“One major concern,” said Dangerfield in an interview, “is where are we as black people and black churches going to be with the conversation that’s happening now about the possibility of a change or a split in the church?”

Thus, BMCR, born as Methodism’s racial segregation was ending and a new denomination was being created, now finds itself facing another possible schism in the church and asking the “enduring question” William McClain posed in his keynote address: “What shall we do with the blacks?”


Black Methodists for Church Renewal is the organized black caucus of The United Methodist Church, one of the denomination’s five U.S.-based racial-ethnic caucuses. BMCR represents and is dedicated to more than 2,400 black United Methodist congregations and approximately 500,000 African-American members across the United States.

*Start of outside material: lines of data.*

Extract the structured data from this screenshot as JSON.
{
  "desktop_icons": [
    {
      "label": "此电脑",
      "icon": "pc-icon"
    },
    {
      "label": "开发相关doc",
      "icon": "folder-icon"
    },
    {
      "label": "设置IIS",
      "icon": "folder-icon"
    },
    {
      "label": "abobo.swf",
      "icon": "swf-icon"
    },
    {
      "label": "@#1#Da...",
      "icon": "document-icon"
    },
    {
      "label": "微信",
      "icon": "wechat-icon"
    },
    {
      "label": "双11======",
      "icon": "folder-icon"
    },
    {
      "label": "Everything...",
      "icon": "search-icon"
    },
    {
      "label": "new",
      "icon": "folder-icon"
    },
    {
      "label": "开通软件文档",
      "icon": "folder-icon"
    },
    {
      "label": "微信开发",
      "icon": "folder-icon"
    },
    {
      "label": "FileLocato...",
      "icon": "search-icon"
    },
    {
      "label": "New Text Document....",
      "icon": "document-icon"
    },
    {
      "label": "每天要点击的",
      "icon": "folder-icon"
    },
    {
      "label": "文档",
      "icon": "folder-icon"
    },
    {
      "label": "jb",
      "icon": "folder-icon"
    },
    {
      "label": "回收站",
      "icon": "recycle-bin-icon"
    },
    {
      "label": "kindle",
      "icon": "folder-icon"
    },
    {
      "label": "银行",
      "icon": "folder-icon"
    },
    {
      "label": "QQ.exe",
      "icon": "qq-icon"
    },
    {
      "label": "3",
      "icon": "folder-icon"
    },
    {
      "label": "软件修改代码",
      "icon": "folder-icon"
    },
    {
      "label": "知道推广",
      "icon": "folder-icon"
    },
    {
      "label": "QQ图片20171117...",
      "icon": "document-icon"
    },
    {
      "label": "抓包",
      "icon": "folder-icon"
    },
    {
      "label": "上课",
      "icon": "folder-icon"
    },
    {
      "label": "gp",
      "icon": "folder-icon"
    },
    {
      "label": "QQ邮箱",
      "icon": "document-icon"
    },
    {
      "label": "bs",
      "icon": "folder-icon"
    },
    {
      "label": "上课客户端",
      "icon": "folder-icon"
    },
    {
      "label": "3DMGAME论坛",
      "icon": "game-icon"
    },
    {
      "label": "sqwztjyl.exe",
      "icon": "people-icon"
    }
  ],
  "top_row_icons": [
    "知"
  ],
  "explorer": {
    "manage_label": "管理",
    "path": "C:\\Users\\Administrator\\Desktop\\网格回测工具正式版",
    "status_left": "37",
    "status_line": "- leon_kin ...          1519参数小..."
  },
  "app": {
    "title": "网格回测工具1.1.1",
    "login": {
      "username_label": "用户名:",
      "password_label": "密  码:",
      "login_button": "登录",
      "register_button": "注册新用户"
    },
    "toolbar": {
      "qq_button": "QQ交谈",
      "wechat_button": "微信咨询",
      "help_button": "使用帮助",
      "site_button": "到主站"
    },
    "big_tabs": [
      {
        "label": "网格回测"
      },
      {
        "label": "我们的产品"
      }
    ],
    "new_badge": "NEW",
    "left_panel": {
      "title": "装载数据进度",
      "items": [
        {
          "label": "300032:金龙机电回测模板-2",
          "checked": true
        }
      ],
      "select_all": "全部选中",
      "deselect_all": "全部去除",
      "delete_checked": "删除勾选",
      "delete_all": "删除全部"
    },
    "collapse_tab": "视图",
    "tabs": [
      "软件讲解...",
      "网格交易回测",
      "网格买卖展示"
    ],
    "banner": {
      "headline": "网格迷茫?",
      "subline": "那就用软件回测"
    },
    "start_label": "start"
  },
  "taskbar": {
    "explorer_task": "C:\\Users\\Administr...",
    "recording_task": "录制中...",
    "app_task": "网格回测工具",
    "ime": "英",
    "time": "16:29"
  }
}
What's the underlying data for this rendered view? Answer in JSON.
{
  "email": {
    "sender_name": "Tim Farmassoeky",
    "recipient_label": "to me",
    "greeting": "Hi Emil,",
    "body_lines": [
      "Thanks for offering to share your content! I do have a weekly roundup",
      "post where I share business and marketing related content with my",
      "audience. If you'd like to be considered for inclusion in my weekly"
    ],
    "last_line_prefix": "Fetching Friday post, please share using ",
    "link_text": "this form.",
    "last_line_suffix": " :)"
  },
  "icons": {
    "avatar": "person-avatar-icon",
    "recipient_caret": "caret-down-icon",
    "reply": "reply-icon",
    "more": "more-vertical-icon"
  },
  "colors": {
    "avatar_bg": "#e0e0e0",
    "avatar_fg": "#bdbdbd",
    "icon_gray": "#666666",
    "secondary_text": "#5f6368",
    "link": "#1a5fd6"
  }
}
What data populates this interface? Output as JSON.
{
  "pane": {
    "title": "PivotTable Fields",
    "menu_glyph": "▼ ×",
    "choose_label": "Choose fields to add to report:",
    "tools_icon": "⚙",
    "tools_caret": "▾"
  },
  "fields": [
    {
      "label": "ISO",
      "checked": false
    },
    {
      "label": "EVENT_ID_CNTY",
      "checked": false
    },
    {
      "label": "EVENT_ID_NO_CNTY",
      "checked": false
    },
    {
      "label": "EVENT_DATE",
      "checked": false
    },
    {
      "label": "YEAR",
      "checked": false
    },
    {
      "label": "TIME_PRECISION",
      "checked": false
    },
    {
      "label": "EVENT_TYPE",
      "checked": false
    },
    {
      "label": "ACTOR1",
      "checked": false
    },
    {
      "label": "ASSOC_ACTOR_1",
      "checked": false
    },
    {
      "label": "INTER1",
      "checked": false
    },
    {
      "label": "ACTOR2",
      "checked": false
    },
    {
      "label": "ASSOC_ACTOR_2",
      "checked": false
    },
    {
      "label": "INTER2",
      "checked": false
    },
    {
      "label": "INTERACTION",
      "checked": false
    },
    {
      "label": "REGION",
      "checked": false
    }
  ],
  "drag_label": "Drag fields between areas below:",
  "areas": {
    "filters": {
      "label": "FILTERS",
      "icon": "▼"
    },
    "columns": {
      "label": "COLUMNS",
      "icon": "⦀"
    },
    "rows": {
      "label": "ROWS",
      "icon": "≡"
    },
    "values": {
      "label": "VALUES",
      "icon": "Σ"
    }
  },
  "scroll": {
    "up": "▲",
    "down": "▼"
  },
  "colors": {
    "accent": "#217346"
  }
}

The national BMCR caucus advocates for the interests and inclusivity of blacks in the general church structures, while members of its jurisdictional and annual conference caucuses do likewise in their areas. Moreover, its stated goal is to “raise up prophetic and spiritual leaders who will be advocates for the unique needs of black people in the UMC.”

View the photo slideshow from the 2017 meeting.


(From left) The Rev. Eric Carr Jr., the Rev. Shayla Johnson, John Coleman, the Rev. William B. McClain, the Rev. Anita Powell and Betty Henderson.

Local Reactions to  BMCR Meeting

Several BMCR General Meeting attendees from the Eastern PA Conference shared reactions to the national meeting:

The theme of the 50th Anniversary Celebration of BMCR, “More Rivers to Cross, More Milestones to Reach,”  was especially appropriate for the times in which we live. Those attending were reminded repeatedly that the work of BMCR is not finished. We were passionately challenged to pursue the goals established 50 years ago, to focus our efforts and address the current realities of today’s world. I was excited to hear this call to recommitment and eager to see where we go from here.

–The Rev. Anita A. Powell, Central District Superintendent

As a black United Methodist pastor, this meeting affirmed my seat at the table of the denomination.  One of the most inspiring and transforming things I heard was Bobby McClain saying that the decision to remain Methodist is ‘both a testimony and a protest.’  That statement alone has reshaped my thinking about my “seat at the table.”

While the worship was wonderful and the seminars were valuable, as one of the younger members of BMCR, I left still questioning our voice as a national caucus about various concerns that were raised. I left concerned about our generation who are looking for answers and firm positions to address specific matters. However, I was encouraged feel a part of the larger body and challenged by Bishop Palmer not to relax or fixate on what appears to be our destiny but is not. There are many more bridges that we must continue to cross.

–The Rev. Eric W. Carr Jr., Pastor of MidTown Parish UMC and Wharton-Wesley UMC, in Philadelphia 

A good experience.  As a first time attendee and knowing very few persons, having a past National BMCR chairperson (Betty Henderson) introduce Eric and me to many people and to hear about the history of BMCR was invaluable. We younger generations need more of this mentorship, hospitality and connecting. And more of our laity and younger people need to become more active in BMCR. To have the opportunity to go to these conferences will create a deeper feeling of connection to a greater body. There is truly strength in numbers. We must find ways to create and fund young people to attend these types of conferences. This is the best path towards raising up future leaders.

–The Rev. Shayla Johnson, Pastor of Mother African Zoar UMC and President of Philadelphia BMCR

(Read the UM News Service version of this story, “Black caucus celebrates 50-year legacy”)